■ Data extract

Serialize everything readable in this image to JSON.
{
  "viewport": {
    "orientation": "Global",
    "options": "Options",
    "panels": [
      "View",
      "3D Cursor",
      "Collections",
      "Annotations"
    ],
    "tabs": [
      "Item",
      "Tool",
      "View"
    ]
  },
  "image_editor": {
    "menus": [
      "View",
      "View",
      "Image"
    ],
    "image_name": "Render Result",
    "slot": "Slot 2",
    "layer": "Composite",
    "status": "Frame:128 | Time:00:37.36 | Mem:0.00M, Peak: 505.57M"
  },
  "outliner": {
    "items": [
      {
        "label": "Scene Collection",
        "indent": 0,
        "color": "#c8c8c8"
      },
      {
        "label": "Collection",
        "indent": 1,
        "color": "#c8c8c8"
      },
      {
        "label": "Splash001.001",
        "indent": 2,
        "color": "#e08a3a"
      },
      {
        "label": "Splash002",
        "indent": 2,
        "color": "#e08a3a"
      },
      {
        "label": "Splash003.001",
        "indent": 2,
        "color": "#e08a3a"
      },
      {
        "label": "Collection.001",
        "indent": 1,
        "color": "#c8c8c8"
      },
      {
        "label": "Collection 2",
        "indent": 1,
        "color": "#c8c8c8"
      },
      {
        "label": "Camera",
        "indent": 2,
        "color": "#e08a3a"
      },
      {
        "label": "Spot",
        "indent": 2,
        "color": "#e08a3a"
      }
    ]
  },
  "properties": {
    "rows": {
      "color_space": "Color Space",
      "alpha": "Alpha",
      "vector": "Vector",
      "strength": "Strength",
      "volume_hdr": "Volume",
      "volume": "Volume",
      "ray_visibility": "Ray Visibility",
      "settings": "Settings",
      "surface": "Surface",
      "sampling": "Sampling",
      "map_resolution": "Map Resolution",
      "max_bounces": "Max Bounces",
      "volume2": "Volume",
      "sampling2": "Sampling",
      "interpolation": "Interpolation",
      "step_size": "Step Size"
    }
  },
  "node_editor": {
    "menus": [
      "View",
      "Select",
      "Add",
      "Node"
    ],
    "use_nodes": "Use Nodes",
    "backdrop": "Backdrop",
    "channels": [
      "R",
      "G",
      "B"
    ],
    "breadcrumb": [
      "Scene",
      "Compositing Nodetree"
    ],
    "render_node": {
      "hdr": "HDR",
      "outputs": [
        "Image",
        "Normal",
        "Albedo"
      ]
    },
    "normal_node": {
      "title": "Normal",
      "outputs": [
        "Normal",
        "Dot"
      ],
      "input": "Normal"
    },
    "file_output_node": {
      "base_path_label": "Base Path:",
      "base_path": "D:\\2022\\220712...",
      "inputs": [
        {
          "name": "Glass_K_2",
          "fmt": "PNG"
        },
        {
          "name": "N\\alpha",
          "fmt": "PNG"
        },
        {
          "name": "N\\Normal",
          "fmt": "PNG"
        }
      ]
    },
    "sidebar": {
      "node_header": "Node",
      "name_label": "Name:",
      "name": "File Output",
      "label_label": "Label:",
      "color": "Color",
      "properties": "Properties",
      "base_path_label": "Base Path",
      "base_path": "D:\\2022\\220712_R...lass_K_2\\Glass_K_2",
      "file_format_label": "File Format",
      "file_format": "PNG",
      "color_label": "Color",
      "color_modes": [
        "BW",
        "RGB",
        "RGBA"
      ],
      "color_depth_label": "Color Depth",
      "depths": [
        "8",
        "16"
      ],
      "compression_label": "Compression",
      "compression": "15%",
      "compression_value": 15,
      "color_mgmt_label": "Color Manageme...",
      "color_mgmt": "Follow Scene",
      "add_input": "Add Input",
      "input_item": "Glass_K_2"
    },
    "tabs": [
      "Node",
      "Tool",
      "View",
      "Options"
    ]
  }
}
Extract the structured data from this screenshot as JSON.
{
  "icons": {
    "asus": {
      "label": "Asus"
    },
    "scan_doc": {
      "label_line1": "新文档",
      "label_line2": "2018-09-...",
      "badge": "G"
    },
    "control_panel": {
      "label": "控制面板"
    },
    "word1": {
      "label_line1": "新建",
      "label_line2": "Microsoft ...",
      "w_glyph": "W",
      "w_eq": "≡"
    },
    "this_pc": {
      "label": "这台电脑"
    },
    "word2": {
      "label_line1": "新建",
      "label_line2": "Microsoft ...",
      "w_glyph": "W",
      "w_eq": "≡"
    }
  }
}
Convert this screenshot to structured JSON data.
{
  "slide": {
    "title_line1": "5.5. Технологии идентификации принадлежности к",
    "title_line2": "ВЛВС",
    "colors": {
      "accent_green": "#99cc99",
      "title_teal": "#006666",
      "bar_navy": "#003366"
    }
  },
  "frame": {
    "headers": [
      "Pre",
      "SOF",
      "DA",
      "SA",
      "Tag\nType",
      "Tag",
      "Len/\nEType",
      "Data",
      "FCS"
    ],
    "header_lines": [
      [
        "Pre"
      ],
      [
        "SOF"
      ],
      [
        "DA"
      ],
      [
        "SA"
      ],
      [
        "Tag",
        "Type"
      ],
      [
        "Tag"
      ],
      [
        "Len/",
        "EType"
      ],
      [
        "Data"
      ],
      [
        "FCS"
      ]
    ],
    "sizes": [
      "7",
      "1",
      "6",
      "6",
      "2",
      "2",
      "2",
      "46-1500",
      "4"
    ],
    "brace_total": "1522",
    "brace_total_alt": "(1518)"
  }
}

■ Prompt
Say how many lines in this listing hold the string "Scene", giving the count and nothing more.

■ Exercise result
3